Of course, ordinary Brazilians pay much, much more — closer to 35 percent a year in interest on credit cards and car loans. The high rates should hold back consumption yet even so inflation is creeping up and Brazil’s government worries that consumers are borrowing and buying too much. Look for the interest rate/inflation balancing act to be a key dilemma facing the administration of incoming president Dilma Rousseff.

Brazilian appetite for U.S. food companies continues. This time, a potential bid by giant Brazilian meat processor JBS SA to take over cake-maker Sara Lee Corp. was featured on page one of the Wall Street Journal. Previously, Brazilian-led firms bought Budweiser and Burger King. The Journal called the talks “the latest example of cash-rich emerging-market companies seeking to snap up American business icons.”

Brazil has overtaken Germany as the world’s fourth largest market for automobiles, trailing only the U.S., China and Japan. With one car for one in seven of Brazil’s 192 million residents, the market is considered to have plenty of room to grow.

How do you turn a bus company into Brazil’s leading budget airline? The answer may be murder. Police detained Constantino de Oliveira, founder of Gol Linhas Aereas Inteligentes SA, for trying to have a former military policeman knock off his son-in-law. It’s not the first murder-for-hire accusation against de Oliveira. A rule allowing more foreign ownership of Brazilian airlines could lead to a surge in deal making. Analysis by Dow Jones is here.
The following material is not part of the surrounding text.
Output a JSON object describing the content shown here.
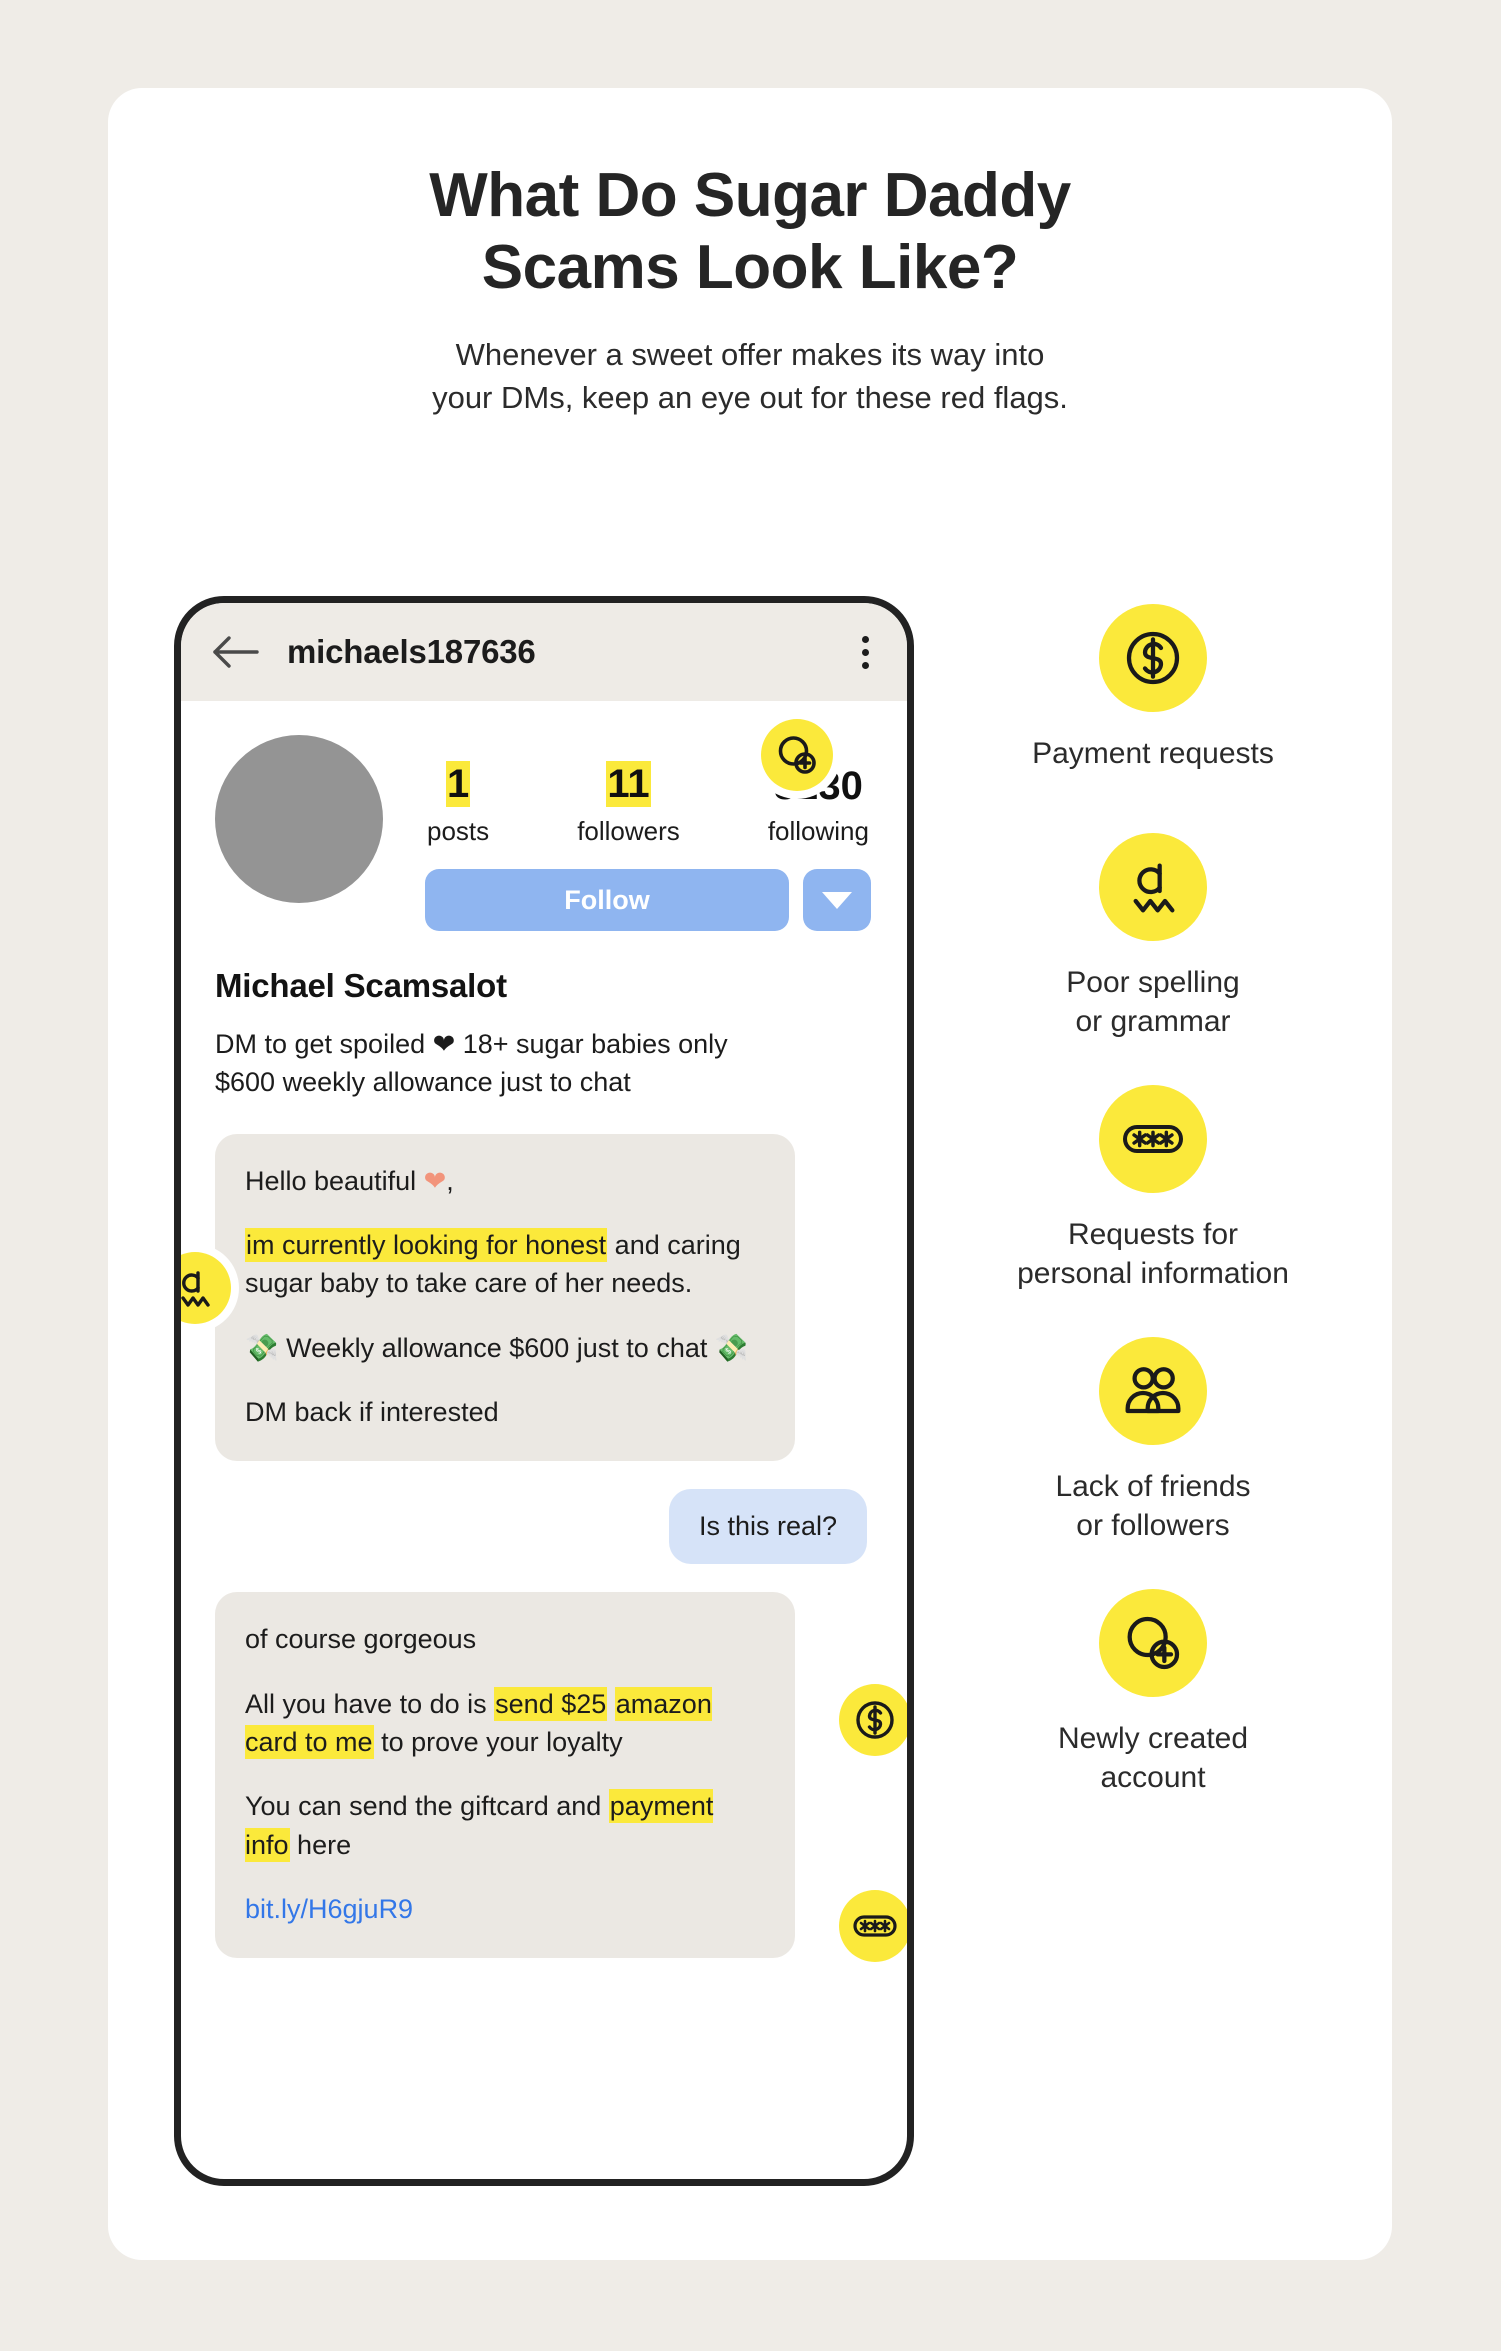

Brazil’s 21-year dictatorship ended in the 1980s thanks to a general amnesty that forgave political crimes. Now an international human rights court says the amnesty was illegal and that former military leaders are responsible for the disappearance of at least 70 farmers and militants. Unlike Argentina and Chile, which tried military officers for crimes, Brazil has tried to forgive and forget.

The ripped-from-the-headlines thriller “Tropa de Elite 2” became the biggest box office success in Brazilian history, with over 10.7 million tickets sold. The slick production is set in today’s Rio, and features actor Wagner Moura as Coronel Nascimento, an overstressed, incorruptible special forces soldier who tortures and executes drug dealers and dirty politicians. “Nascimento is the hero which all Brazilians wished existed,” said director Bruno Barreto, whose film Dona Flor in 1976 was the previous box office record holder. Watch the trailer here.

Brazil reported deforestation rates that were the lowest in its history. A study suggests that half the guns in Brazil are owned illegally and that many are sold by firemen and police officers who can legally acquire them at factory prices.